What was happening? What had come over us? Had we all regressed back to the terrible twos? No, we hadn’t, we were just victims of what I call the Pandemic Tantrum and it’s not just for little ones. And we were ALL experiencing them again.
At first I felt terrible about the way we were all behaving. I know the pandemic has been hard, but are we really back to being toddlers? So I decided to do a little research. I found out that a tantrum is caused when the amygdala (the emotion center of the brain) detects a threat and the hypothalamus (the hormone center of the brain) causes you to snap. Without the developed prefrontal cortex of an adult to self regulate, most young children, and sometimes teens, lose it, triggering emotional fireworks going off in the brain. Kids’ brains literally don’t have the capacity to calm down the triggering of the threat and as a result they snap, cue the tantrum.
After my office visit with Dr. Internet I found an explanation for what’s going on with us. More than ever before in our lives are on edge. Since March, we have faced fears and disappointments that we never imagined. Under lockdown, we are faced with uncertainty of the vague threat of COVID, the poor quality of diplomacy exhibited by the President, political division, fire, poor air quality, no in-person school, hurricanes up and down the east coast, no summer camp, no certainty of when things will be back to normal, no traditional holidays, not to mention the pain, sorrow I feel for the trauma of systemic racism and the disproportionate impact of COVID on People of Color and marginalized groups. All of this is squeezing any last semblance of “normal life” we once had. Where we all had developed the ability to temper our emotions and outbursts, our hypothalamus and amygdala are working overtime to monitor all these threats and react with fight or flight. At the same time our prefrontal cortexes are DONE and have taken their own trip to Mexico, leaving us raw.
So here we are - naked and exposed, with our emotions tied to all the things right now that are out of control.
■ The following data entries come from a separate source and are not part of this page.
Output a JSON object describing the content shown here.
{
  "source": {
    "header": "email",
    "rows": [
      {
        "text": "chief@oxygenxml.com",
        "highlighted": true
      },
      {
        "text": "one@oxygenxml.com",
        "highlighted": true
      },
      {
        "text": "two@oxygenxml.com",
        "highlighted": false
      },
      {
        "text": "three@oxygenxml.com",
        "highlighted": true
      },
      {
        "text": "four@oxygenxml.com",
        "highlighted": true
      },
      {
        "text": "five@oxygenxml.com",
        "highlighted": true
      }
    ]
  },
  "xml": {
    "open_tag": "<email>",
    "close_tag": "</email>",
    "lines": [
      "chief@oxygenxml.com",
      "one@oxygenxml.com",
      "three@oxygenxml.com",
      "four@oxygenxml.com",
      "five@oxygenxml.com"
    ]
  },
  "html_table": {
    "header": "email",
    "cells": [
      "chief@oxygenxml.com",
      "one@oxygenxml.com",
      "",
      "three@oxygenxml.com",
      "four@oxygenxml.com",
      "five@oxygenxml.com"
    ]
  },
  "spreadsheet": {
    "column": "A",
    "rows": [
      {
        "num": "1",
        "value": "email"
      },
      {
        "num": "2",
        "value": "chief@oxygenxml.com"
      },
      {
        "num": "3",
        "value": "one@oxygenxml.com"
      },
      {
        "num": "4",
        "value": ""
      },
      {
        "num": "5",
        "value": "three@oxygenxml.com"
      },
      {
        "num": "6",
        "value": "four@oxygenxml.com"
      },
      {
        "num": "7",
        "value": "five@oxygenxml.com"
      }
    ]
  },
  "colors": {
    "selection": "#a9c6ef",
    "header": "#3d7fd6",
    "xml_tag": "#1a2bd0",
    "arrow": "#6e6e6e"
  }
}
What can we do? Short of getting out the old “What to Expect with a Two-Year Old” books somewhere stored with the baby clothes, I’ve taken a page from those old chestnuts of managing tantrums, and I’m applying them to all four of us.
As is often the case when we parent, I realized that I needed to soothe myself before I could help the kids. I have to take a breath and recognize that I am having a tantrum of my own. First, I let myself feel the anger, the frustration, the tyranny of it all. I have to let myself get mad. I try yelling into a pillow or in my car alone, or I can write (but not send) a scathing email. I know that resistance is futile, that I have to let myself feel the anger, give into the emotion. Let it out, so I can release and move on.
As I cool off, my prefrontal cortex reactivates and I can acknowledge that life is NOT even close to normal. I shared with my family what I learned about brain science and the new outbursts we were all experiencing. Together we came up with how to support each other when Hurricane Tantrum comes ashore. Here are the five things we all have agreed to do when someone else is melting down: we try not to yell back, we honor the feelings of anger and frustration, we try not take outbursts personally, we de-escalate things by staying calm and we use humor, distraction and hugs whenever possible. And we are encouraging ourselves to practice gratitude and compassion for ourselves and each other, even when we lose it.
And we acknowledged that we ARE under threat right now, that we will snap, and that more tantrums are inevitable. It’s actually comforting to know that our brains are working. In fact it’s probably the emotional release we all need under the circumstances.
That’s what is happening in my house and you know what...I’ve decided that it’s ok. With my new understanding of the brain science behind tantrums and my tantrum refresher course we are ready and able to ride them out until this pandemic is over and our brains can recalibrate as our lives get back to normal.
This blog was posted and can still be viewed at: